__Instructions to follow__. An unaltered copy of every line below is the expected output.

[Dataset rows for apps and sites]

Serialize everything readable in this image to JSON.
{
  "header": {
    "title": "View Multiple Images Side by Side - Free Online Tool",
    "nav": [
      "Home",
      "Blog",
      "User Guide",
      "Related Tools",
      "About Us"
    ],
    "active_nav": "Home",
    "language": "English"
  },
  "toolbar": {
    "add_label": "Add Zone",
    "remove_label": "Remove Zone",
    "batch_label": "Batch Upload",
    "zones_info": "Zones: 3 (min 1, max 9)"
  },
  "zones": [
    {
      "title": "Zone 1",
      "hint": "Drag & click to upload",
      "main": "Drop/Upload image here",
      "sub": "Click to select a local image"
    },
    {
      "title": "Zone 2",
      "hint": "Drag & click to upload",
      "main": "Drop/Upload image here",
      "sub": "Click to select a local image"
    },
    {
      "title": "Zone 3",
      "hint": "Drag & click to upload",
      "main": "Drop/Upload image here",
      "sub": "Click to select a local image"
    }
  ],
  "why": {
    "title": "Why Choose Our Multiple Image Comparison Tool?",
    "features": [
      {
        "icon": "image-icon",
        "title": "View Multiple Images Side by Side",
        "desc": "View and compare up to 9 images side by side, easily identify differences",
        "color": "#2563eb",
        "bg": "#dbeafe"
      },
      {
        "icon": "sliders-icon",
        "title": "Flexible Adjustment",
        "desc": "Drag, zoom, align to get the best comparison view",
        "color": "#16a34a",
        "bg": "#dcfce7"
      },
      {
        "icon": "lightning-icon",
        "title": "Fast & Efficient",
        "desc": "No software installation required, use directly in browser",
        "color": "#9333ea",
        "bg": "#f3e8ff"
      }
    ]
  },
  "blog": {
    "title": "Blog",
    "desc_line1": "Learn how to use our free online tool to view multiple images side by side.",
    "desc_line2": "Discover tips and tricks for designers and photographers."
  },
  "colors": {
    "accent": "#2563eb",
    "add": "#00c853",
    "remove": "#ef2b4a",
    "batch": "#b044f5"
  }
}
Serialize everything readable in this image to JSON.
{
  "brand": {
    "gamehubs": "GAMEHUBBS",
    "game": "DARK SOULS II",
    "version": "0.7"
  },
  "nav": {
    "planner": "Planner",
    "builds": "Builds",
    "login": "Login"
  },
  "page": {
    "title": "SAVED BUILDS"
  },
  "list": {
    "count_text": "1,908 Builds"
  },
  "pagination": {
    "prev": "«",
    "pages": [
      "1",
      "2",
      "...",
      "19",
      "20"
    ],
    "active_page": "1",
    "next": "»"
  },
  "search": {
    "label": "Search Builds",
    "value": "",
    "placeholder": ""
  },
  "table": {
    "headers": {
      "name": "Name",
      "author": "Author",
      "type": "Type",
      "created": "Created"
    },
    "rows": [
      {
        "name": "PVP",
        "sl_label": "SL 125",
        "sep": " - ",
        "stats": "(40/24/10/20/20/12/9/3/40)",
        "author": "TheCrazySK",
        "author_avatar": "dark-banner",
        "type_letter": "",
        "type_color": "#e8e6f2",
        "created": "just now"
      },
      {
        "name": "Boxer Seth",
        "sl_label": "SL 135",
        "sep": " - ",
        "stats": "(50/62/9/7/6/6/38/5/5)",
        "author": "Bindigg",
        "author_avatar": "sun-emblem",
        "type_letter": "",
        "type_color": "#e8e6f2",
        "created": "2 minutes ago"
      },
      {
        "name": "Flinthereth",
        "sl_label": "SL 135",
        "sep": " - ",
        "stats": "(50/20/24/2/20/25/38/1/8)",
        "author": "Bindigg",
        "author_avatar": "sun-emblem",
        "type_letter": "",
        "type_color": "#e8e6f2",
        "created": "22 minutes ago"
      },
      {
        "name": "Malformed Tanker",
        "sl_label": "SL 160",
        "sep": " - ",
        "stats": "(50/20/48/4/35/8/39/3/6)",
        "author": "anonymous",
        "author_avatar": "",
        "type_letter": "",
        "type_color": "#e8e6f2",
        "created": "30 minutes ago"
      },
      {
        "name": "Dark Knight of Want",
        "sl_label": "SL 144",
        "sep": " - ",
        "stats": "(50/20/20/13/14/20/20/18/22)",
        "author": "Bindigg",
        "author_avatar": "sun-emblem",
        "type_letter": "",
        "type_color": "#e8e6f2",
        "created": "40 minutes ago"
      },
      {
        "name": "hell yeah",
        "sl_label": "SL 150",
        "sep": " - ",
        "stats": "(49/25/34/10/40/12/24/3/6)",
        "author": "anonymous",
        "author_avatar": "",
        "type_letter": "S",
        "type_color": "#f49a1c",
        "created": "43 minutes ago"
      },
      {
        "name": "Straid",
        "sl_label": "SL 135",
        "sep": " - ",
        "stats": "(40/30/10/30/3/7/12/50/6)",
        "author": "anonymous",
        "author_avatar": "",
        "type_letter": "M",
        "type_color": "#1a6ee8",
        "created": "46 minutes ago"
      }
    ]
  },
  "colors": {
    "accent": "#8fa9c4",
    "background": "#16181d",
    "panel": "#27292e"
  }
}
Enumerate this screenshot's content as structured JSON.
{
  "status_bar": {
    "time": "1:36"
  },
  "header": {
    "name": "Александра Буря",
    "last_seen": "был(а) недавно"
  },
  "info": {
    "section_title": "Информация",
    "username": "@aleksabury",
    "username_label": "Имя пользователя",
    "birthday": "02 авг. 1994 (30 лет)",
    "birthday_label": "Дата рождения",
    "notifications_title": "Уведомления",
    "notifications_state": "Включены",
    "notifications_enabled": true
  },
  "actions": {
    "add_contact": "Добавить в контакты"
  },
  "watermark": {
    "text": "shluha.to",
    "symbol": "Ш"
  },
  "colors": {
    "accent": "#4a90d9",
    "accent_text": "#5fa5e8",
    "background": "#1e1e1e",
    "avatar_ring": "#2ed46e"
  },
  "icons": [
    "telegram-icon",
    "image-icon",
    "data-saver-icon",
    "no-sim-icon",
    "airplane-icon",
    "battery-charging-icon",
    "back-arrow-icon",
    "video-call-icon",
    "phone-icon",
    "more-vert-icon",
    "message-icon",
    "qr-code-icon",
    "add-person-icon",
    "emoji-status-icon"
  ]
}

__Task output__.
Serialize everything readable in this image to JSON.
{
  "header": {
    "title": "View Multiple Images Side by Side - Free Online Tool",
    "nav": [
      "Home",
      "Blog",
      "User Guide",
      "Related Tools",
      "About Us"
    ],
    "active_nav": "Home",
    "language": "English"
  },
  "toolbar": {
    "add_label": "Add Zone",
    "remove_label": "Remove Zone",
    "batch_label": "Batch Upload",
    "zones_info": "Zones: 3 (min 1, max 9)"
  },
  "zones": [
    {
      "title": "Zone 1",
      "hint": "Drag & click to upload",
      "main": "Drop/Upload image here",
      "sub": "Click to select a local image"
    },
    {
      "title": "Zone 2",
      "hint": "Drag & click to upload",
      "main": "Drop/Upload image here",
      "sub": "Click to select a local image"
    },
    {
      "title": "Zone 3",
      "hint": "Drag & click to upload",
      "main": "Drop/Upload image here",
      "sub": "Click to select a local image"
    }
  ],
  "why": {
    "title": "Why Choose Our Multiple Image Comparison Tool?",
    "features": [
      {
        "icon": "image-icon",
        "title": "View Multiple Images Side by Side",
        "desc": "View and compare up to 9 images side by side, easily identify differences",
        "color": "#2563eb",
        "bg": "#dbeafe"
      },
      {
        "icon": "sliders-icon",
        "title": "Flexible Adjustment",
        "desc": "Drag, zoom, align to get the best comparison view",
        "color": "#16a34a",
        "bg": "#dcfce7"
      },
      {
        "icon": "lightning-icon",
        "title": "Fast & Efficient",
        "desc": "No software installation required, use directly in browser",
        "color": "#9333ea",
        "bg": "#f3e8ff"
      }
    ]
  },
  "blog": {
    "title": "Blog",
    "desc_line1": "Learn how to use our free online tool to view multiple images side by side.",
    "desc_line2": "Discover tips and tricks for designers and photographers."
  },
  "colors": {
    "accent": "#2563eb",
    "add": "#00c853",
    "remove": "#ef2b4a",
    "batch": "#b044f5"
  }
}
Serialize everything readable in this image to JSON.
{
  "brand": {
    "gamehubs": "GAMEHUBBS",
    "game": "DARK SOULS II",
    "version": "0.7"
  },
  "nav": {
    "planner": "Planner",
    "builds": "Builds",
    "login": "Login"
  },
  "page": {
    "title": "SAVED BUILDS"
  },
  "list": {
    "count_text": "1,908 Builds"
  },
  "pagination": {
    "prev": "«",
    "pages": [
      "1",
      "2",
      "...",
      "19",
      "20"
    ],
    "active_page": "1",
    "next": "»"
  },
  "search": {
    "label": "Search Builds",
    "value": "",
    "placeholder": ""
  },
  "table": {
    "headers": {
      "name": "Name",
      "author": "Author",
      "type": "Type",
      "created": "Created"
    },
    "rows": [
      {
        "name": "PVP",
        "sl_label": "SL 125",
        "sep": " - ",
        "stats": "(40/24/10/20/20/12/9/3/40)",
        "author": "TheCrazySK",
        "author_avatar": "dark-banner",
        "type_letter": "",
        "type_color": "#e8e6f2",
        "created": "just now"
      },
      {
        "name": "Boxer Seth",
        "sl_label": "SL 135",
        "sep": " - ",
        "stats": "(50/62/9/7/6/6/38/5/5)",
        "author": "Bindigg",
        "author_avatar": "sun-emblem",
        "type_letter": "",
        "type_color": "#e8e6f2",
        "created": "2 minutes ago"
      },
      {
        "name": "Flinthereth",
        "sl_label": "SL 135",
        "sep": " - ",
        "stats": "(50/20/24/2/20/25/38/1/8)",
        "author": "Bindigg",
        "author_avatar": "sun-emblem",
        "type_letter": "",
        "type_color": "#e8e6f2",
        "created": "22 minutes ago"
      },
      {
        "name": "Malformed Tanker",
        "sl_label": "SL 160",
        "sep": " - ",
        "stats": "(50/20/48/4/35/8/39/3/6)",
        "author": "anonymous",
        "author_avatar": "",
        "type_letter": "",
        "type_color": "#e8e6f2",
        "created": "30 minutes ago"
      },
      {
        "name": "Dark Knight of Want",
        "sl_label": "SL 144",
        "sep": " - ",
        "stats": "(50/20/20/13/14/20/20/18/22)",
        "author": "Bindigg",
        "author_avatar": "sun-emblem",
        "type_letter": "",
        "type_color": "#e8e6f2",
        "created": "40 minutes ago"
      },
      {
        "name": "hell yeah",
        "sl_label": "SL 150",
        "sep": " - ",
        "stats": "(49/25/34/10/40/12/24/3/6)",
        "author": "anonymous",
        "author_avatar": "",
        "type_letter": "S",
        "type_color": "#f49a1c",
        "created": "43 minutes ago"
      },
      {
        "name": "Straid",
        "sl_label": "SL 135",
        "sep": " - ",
        "stats": "(40/30/10/30/3/7/12/50/6)",
        "author": "anonymous",
        "author_avatar": "",
        "type_letter": "M",
        "type_color": "#1a6ee8",
        "created": "46 minutes ago"
      }
    ]
  },
  "colors": {
    "accent": "#8fa9c4",
    "background": "#16181d",
    "panel": "#27292e"
  }
}
Enumerate this screenshot's content as structured JSON.
{
  "status_bar": {
    "time": "1:36"
  },
  "header": {
    "name": "Александра Буря",
    "last_seen": "был(а) недавно"
  },
  "info": {
    "section_title": "Информация",
    "username": "@aleksabury",
    "username_label": "Имя пользователя",
    "birthday": "02 авг. 1994 (30 лет)",
    "birthday_label": "Дата рождения",
    "notifications_title": "Уведомления",
    "notifications_state": "Включены",
    "notifications_enabled": true
  },
  "actions": {
    "add_contact": "Добавить в контакты"
  },
  "watermark": {
    "text": "shluha.to",
    "symbol": "Ш"
  },
  "colors": {
    "accent": "#4a90d9",
    "accent_text": "#5fa5e8",
    "background": "#1e1e1e",
    "avatar_ring": "#2ed46e"
  },
  "icons": [
    "telegram-icon",
    "image-icon",
    "data-saver-icon",
    "no-sim-icon",
    "airplane-icon",
    "battery-charging-icon",
    "back-arrow-icon",
    "video-call-icon",
    "phone-icon",
    "more-vert-icon",
    "message-icon",
    "qr-code-icon",
    "add-person-icon",
    "emoji-status-icon"
  ]
}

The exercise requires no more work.